Outdoor Cats Can’t Resist
Your cat insists on spending some time outdoors, but it’s cold out there. Fine. Just keep the outside jaunt short, depending on how cold it is and your kitty’s individual condition. For example, if Fluffy is 13 years old and weighs about 5 pounds, follow her around the yard for 5 to 10 minutes, then shoo her back inside.
Cat Shivering? Warm Her up Stat
If your cat shows signs of hypothermia, bring him indoors immediately. Wrap him in blankets, then crank up the heat a few degrees or let him curl up next to the fireplace. Stay with your cat until the signs begin to disappear. You’ll know that he’s warming up if he stops shivering, seems more alert and responsive, and his temperature reaches 100°F. When your cat is comfortable, give him some food and water. Fuel will help generate warmth and strength. If your cat’s condition does not improve, or if he loses consciousness, call your vet immediately.
When it’s Raining Cats and Dogs
Cats can easily end up with hypothermia if they get wet on a chilly, rainy day and don’t have a chance to dry off. For instance, if your cat spends a night outside in a cold rain, hypothermia is an all-too-likely result. If your cat gets wet and chilled, be sure to get her indoors to a warm room ASAP. Warm up a few bath towels in the dryer for several minutes, then wrap them around your kitty while they’re still warm. Be careful to wrap the warmth around your cat’s chest and abdomen and where the legs connect to the body. Keep rotating the towels between the dryer and cat until her condition improves. If it doesn’t improve, call the vet.

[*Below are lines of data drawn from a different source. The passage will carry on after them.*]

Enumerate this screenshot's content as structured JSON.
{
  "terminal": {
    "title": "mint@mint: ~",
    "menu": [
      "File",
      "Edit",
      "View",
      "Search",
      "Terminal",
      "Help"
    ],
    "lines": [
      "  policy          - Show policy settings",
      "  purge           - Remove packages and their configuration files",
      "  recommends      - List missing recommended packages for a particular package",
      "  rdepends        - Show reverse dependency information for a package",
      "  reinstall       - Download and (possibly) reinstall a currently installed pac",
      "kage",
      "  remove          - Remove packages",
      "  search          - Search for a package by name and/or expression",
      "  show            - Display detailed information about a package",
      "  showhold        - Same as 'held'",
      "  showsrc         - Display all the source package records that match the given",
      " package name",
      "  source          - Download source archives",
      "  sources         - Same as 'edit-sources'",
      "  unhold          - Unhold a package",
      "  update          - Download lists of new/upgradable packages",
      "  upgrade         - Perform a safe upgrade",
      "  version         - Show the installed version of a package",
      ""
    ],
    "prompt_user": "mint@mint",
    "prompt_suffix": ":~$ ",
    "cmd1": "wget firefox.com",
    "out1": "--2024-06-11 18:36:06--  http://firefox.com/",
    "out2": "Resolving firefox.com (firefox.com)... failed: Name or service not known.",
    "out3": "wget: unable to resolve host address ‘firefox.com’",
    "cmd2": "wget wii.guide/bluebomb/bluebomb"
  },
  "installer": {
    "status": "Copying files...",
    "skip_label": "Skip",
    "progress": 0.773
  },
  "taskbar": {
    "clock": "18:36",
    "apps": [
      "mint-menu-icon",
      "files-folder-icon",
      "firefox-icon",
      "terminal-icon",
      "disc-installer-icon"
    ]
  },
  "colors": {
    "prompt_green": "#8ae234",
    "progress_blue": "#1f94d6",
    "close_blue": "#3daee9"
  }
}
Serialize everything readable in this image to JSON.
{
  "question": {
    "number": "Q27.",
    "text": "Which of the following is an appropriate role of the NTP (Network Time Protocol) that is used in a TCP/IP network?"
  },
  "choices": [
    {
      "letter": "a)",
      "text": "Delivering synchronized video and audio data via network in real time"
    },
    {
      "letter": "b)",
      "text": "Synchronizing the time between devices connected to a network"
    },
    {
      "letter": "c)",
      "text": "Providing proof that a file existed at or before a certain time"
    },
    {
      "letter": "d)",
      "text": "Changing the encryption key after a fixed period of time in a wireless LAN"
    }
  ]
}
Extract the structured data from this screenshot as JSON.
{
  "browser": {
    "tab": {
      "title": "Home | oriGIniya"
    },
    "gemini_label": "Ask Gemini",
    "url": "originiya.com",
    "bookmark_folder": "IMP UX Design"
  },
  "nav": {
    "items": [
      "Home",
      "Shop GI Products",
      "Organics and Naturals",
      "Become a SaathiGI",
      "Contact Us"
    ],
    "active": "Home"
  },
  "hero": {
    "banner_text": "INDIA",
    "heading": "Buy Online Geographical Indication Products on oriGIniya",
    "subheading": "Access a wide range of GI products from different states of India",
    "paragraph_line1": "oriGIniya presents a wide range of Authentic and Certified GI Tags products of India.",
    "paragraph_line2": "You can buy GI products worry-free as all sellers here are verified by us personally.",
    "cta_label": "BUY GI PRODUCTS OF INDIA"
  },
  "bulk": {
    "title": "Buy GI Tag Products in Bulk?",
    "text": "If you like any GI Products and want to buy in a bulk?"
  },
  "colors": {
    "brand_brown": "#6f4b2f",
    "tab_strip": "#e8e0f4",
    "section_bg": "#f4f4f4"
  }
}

Cats in the Cold: Whatever You Do, Keep her Cozy
Even if you don’t have a dryer, wrap your cat in one or two large towels anyway and drape one or two more over a radiator, near a lit woodstove or fireplace, or in front of any other available heat source. Rotate the towels between heat source and cat, staying with your pet until she’s warm and dry. Then give her some food and water. If your cat’s condition does not improve, or if she loses consciousness, call the vet immediately.
Put Her on the Big Screen
If you’re concerned that your outdoor cat may roam too far during the colder months, consider making use of a screened porch or balcony. Let your cat outside in this enclosed area for 15 to 20 minutes—10 minutes if the temperature is, say, less than 20°F. She’ll get fresh air, survey her territory, and stretch her legs—all within a safe proximity to the warm house.